It is only by God’s grace that I have any holiness that I understand any aspect of His Word that I can ever say anything worthwhile or do anything useful. So when I fail and fall short, I remind myself that I am only as holy as God has graced me to be in this moment. My job is not to beat myself up in self-righteousness or self-pity. Instead, I am to see my failures, accept my failures, and choose to repent and believe the Gospel again. That’s it. From there, I follow Paul’s example and say if God has brought me this far, I will work harder than anyone else to kill the sin in my life, to be a man of integrity, to be the man my children, my wife, my family, and friends need me to be. I will be a man who can say:
Be imitators of me, as I am of Christ.
1 Corinthians 11:1

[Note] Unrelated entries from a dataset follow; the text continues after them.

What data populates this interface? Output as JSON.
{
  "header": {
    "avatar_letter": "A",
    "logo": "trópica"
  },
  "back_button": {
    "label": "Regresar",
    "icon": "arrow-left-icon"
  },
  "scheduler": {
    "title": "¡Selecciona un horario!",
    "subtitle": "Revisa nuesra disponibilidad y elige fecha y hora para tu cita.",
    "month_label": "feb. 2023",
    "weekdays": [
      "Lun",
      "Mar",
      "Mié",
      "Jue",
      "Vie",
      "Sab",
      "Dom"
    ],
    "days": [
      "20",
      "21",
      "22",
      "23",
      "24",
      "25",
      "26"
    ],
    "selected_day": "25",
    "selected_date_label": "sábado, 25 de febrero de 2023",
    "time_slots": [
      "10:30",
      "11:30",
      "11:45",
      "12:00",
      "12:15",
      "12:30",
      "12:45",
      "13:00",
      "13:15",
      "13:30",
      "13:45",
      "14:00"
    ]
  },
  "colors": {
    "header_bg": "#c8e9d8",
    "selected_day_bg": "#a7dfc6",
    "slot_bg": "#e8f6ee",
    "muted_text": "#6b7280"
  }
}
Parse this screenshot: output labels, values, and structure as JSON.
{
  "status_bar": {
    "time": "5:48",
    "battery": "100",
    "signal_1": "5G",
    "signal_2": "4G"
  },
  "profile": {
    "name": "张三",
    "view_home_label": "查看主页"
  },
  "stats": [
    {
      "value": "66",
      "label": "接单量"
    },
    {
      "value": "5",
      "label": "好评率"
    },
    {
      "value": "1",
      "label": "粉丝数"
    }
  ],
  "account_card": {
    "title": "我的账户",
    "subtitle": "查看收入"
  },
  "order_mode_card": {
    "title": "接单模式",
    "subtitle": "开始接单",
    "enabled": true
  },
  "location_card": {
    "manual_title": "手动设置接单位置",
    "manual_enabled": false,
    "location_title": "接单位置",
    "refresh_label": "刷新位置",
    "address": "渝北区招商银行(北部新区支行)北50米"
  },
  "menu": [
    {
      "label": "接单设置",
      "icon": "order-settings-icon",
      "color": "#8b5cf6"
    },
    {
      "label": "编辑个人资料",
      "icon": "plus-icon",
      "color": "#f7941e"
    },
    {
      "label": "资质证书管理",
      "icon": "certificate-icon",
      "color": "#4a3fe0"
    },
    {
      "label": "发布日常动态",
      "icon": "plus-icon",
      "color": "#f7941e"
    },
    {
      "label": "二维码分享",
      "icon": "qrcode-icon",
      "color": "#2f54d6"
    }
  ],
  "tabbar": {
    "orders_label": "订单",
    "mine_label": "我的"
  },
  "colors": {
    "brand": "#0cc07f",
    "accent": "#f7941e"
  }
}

May God grace me to be a holy, humble, and wise man for His glory…and as He takes the broken mess of my life and, degree by degree, transforms me into the man I want to be…I promise to bring other men along with me, and I pray that they will bring their families and raise other men to do the same. If you wanted a mission statement for our church, it would be this:
28 Him we proclaim, warning everyone and teaching everyone with all wisdom, that we may present everyone mature in Christ. 29 For this, I toil, struggling with all his energy that he powerfully works within me.
Grace and Peace,